For decades, the Idaho Board of Medicine took the position that, with limited exceptions, the Idaho Medical Practice Act “prohibits unlicensed corporations and entities from hiring physicians as employees to provide medical services to patients.” Memo from J. Uranga to Idaho State Bd. of Medicine dated 2/26/07. This “corporate practice of medicine doctrine” had its Idaho foundation in a 1952 Idaho Supreme Court case which held that:
[n]o unlicensed person or entity may engage in the practice of the medical profession though licensed employees; nor may a licensed physician practice as an employee of an unlicensed person or entity. Such practices are contrary to public policy.
Worlton v. Davis, 73 Idaho 217, 221 (1952). The Board of Medicine warned that violations of the doctrine may result in disciplinary action against physicians and, more recently, physician assistants. Entities that improperly employed physicians or physician assistants risked the possibility of criminal action for the unauthorized practice of medicine.
Over the years, the corporate practice of medicine doctrine has been criticized as anachronistic and inconsistent with recent legislative action. See, e.g., M. Gustavson and N. Taylor, At Death’s Door—Idaho’s Corporate Practice of Medicine Doctrine, 47 Idaho L. Rev. 480 (2011).
At a special meeting held in March 2016, the Idaho Board of Medicine formally abandoned the corporate practice of medicine doctrine, declaring:

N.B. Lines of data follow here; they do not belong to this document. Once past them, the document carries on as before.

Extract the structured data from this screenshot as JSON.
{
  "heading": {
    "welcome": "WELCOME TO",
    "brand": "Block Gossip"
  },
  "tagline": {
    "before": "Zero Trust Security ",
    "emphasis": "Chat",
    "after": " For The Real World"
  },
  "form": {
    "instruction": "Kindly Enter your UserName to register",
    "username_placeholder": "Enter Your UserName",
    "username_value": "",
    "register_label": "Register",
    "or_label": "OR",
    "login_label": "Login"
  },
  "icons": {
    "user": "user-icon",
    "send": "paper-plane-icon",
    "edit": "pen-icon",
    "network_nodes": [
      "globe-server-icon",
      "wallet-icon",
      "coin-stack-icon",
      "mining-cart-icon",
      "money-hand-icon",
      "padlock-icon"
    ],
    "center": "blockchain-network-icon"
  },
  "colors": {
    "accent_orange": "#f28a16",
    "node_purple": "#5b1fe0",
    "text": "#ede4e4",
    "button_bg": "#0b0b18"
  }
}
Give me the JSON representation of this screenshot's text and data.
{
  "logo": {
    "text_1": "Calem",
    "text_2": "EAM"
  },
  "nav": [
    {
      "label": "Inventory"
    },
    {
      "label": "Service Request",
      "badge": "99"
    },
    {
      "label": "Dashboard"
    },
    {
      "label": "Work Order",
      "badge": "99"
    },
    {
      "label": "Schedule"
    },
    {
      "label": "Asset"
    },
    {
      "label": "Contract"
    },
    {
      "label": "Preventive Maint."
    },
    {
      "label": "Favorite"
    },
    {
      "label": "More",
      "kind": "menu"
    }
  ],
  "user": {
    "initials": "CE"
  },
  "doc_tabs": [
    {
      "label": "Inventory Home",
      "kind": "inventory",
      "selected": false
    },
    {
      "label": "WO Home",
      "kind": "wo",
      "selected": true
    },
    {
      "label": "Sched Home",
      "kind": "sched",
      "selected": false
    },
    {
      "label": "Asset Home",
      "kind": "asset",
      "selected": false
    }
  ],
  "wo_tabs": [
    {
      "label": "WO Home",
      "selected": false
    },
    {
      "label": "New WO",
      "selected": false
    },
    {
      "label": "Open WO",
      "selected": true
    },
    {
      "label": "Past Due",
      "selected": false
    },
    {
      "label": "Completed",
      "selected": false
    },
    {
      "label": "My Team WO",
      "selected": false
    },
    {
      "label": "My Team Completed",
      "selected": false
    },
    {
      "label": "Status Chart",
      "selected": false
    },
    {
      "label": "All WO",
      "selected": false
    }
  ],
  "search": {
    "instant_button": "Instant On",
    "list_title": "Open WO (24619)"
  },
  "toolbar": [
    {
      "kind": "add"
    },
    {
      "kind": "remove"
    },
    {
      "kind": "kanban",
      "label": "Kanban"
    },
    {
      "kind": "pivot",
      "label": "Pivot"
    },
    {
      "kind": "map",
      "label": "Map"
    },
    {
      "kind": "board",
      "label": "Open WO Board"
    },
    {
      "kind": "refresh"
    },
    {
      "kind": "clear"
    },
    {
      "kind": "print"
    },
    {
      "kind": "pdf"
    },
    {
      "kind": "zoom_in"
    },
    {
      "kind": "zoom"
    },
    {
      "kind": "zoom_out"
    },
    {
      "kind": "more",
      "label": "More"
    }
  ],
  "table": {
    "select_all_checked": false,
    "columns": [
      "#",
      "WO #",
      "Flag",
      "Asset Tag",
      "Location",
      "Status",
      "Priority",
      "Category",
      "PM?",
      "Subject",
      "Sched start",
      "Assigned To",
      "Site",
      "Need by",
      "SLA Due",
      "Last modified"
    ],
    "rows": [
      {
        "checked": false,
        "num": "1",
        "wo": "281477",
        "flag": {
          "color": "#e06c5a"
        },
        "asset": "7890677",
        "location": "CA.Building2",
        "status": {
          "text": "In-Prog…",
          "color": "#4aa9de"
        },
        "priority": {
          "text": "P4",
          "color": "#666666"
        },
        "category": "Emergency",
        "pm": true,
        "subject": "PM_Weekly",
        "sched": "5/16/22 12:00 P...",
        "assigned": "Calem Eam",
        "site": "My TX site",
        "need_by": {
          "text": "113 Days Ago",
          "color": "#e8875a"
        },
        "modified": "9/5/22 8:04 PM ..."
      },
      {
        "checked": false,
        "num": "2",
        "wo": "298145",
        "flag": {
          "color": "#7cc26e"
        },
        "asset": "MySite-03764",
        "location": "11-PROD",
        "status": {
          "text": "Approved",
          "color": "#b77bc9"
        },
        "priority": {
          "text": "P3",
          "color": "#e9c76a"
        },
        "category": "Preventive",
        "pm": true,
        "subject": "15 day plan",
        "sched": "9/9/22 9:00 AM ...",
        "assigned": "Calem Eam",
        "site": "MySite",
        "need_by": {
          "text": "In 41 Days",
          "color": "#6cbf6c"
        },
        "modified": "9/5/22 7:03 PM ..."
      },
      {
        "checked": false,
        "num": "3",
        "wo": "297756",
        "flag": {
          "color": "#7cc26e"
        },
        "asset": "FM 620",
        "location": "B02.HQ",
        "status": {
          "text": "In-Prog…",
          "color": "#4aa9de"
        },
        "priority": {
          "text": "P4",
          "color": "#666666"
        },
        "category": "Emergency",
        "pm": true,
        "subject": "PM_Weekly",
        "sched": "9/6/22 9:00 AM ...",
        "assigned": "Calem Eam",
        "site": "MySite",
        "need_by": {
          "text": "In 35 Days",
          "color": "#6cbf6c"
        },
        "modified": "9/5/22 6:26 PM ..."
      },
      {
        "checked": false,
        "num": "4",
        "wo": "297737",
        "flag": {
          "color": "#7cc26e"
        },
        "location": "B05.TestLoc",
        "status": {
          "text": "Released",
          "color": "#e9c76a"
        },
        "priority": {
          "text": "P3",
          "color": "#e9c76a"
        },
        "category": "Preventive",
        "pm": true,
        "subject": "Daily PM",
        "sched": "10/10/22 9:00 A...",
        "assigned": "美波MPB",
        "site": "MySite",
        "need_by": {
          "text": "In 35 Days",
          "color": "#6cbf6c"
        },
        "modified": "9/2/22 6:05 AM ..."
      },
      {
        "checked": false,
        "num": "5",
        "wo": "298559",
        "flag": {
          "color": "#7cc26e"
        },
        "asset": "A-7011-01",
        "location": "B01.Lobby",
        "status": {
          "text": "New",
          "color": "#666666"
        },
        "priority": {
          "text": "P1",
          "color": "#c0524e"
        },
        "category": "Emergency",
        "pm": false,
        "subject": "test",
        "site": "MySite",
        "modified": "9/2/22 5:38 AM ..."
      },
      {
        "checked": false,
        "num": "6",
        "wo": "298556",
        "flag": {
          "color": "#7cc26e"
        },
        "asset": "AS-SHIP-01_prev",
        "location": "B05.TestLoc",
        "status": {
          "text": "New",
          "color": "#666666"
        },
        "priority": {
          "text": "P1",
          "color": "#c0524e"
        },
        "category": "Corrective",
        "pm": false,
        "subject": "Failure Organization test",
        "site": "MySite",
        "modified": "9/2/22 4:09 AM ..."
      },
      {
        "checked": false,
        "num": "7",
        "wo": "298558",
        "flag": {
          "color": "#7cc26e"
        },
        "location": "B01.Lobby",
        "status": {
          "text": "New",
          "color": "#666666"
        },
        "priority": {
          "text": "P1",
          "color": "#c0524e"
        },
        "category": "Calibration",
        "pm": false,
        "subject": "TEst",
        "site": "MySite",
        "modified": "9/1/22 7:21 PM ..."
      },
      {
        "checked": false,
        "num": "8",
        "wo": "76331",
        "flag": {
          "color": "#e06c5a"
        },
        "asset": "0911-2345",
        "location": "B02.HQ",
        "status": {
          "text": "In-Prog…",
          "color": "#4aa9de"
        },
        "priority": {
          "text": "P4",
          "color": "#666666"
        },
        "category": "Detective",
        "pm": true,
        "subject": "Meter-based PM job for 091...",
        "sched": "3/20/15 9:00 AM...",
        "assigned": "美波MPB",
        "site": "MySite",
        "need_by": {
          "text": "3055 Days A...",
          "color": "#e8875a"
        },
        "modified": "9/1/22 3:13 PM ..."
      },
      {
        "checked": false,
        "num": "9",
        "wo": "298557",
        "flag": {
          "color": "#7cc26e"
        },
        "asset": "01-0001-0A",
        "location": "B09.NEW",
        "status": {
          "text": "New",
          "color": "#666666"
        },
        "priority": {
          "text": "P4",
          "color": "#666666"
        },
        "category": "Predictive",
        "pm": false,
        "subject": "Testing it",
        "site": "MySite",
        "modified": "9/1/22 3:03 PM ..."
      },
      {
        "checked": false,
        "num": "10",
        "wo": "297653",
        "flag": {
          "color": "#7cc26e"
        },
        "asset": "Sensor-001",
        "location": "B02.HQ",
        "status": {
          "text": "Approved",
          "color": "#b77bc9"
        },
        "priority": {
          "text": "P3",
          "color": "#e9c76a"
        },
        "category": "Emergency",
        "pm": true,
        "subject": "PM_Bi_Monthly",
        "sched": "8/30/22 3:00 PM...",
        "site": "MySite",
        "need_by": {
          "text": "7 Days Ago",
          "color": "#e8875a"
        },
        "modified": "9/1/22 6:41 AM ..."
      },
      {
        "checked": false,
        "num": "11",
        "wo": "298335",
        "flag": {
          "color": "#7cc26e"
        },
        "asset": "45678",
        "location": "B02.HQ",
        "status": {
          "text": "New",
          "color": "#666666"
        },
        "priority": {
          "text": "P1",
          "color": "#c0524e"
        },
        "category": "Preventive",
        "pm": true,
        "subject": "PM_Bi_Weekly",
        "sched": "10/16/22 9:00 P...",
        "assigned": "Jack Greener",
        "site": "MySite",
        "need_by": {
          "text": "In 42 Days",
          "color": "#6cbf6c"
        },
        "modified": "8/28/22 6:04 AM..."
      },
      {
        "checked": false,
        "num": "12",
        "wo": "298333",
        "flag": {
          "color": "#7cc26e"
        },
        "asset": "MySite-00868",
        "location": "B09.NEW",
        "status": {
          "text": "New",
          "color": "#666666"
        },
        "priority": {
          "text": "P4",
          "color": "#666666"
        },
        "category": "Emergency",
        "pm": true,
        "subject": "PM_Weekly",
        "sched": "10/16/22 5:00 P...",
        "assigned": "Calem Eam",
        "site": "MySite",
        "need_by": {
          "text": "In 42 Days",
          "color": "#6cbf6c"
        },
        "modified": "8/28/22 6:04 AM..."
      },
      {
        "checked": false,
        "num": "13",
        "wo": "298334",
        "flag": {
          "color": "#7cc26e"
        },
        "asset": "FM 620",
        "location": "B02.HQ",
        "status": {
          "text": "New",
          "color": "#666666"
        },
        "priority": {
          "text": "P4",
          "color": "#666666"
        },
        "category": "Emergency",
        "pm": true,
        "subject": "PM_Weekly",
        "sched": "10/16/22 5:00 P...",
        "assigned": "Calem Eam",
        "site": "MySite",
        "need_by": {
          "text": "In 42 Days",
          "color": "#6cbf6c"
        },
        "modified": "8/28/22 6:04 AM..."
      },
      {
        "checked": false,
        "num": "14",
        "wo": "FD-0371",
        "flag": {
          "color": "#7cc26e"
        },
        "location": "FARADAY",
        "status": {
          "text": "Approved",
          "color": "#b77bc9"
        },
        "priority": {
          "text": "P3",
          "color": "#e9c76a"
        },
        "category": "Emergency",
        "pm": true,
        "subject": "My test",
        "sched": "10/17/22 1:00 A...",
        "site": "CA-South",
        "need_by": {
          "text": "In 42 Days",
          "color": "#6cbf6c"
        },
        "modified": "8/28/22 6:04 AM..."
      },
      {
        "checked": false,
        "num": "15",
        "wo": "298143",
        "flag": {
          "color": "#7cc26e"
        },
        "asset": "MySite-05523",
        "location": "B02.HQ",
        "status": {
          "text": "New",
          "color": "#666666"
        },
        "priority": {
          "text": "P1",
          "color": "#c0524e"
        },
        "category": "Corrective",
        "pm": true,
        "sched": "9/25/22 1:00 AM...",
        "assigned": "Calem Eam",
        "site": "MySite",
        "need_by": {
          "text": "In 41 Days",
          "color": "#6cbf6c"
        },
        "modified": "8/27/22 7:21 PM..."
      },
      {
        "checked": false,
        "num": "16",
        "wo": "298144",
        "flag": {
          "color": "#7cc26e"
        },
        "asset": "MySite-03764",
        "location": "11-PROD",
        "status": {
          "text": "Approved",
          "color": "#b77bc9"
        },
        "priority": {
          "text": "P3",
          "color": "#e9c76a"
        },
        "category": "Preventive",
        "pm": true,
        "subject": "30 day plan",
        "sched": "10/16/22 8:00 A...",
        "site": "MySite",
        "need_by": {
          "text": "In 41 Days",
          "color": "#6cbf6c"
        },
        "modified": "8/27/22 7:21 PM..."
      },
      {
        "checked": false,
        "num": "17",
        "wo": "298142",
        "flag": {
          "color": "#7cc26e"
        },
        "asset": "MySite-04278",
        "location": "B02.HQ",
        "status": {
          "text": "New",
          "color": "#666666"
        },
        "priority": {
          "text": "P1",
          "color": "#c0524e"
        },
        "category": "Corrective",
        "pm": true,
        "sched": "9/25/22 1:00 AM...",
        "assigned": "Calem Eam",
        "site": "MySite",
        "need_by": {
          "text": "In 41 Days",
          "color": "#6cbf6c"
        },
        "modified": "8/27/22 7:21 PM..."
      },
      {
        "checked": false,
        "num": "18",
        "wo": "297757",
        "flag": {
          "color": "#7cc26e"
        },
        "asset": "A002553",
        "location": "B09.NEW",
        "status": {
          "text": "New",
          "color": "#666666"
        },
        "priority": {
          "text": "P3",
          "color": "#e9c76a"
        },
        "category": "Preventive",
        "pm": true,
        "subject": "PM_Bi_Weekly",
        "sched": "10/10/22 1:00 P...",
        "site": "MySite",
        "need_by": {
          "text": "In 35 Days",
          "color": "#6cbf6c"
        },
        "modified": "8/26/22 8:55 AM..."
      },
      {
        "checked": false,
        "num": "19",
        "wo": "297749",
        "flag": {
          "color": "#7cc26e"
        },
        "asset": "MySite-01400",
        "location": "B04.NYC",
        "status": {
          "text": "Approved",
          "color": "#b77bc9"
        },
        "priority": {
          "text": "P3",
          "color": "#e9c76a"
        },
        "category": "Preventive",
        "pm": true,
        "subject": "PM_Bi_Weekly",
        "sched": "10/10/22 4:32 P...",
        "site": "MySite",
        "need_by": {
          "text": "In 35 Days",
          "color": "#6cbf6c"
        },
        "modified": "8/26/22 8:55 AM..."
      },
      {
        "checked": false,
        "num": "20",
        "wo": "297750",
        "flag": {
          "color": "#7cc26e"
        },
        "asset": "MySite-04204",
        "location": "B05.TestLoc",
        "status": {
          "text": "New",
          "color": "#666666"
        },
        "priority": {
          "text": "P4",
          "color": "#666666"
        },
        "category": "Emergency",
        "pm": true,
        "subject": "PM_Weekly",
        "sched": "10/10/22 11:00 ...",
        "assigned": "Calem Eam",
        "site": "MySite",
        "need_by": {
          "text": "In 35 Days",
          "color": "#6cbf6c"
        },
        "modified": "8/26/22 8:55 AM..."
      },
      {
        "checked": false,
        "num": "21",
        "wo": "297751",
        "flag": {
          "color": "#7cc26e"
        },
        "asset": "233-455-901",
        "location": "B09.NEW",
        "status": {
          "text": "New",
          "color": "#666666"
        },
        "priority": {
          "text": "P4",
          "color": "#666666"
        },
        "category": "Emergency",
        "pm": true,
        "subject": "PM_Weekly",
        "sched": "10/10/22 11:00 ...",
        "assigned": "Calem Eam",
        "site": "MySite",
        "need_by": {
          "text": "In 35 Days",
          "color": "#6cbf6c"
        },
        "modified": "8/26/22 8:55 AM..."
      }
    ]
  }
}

In the past, occasionally the Idaho State Board of Medicine has disciplined physicians for aiding and abetting the unlicensed practice of medicine by working for unlicensed entities or persons, sometimes known as the “corporate practice of medicine doctrine.” The Idaho State Board of Medicine hereby formally disavows and rejects the “corporate practice of medicine doctrine.” The Idaho State Board of Medicine will not discipline physicians or physician assistants solely because they practice medicine in association with or for unlicensed entities or persons.
Notes of Idaho State Board of Medicine Telephone Conference dated 3/28/16, available here. The Board’s action clears the way for new arrangements between physicians, physician assistants and non-physicians by which, e.g., corporate entities or non-physicians may employ physicians and physician assistants directly to render care to clients, employees, or others. Entities seeking to capitalize on the change should consider two cautions, however:
First, Worlton v. Davis has not been expressly rejected by the Idaho Supreme Court; it is possible that an Idaho court would rely on Worlton to resurrect the doctrine. Nevertheless, I think this is very unlikely given the fact that the Idaho Board of Medicine seems to have been the only agency interested in enforcing the doctrine since Worlton was decided.
Second, unlicensed entities must ensure that only licensed individuals actually engage in the practice of medicine. Utilizing unlicensed persons to take actions that constitute the practice of medicine may subject such persons to liability. Physicians and physician assistants who permit such actions may be subject to discipline for aiding or abetting the unauthorized practice of medicine.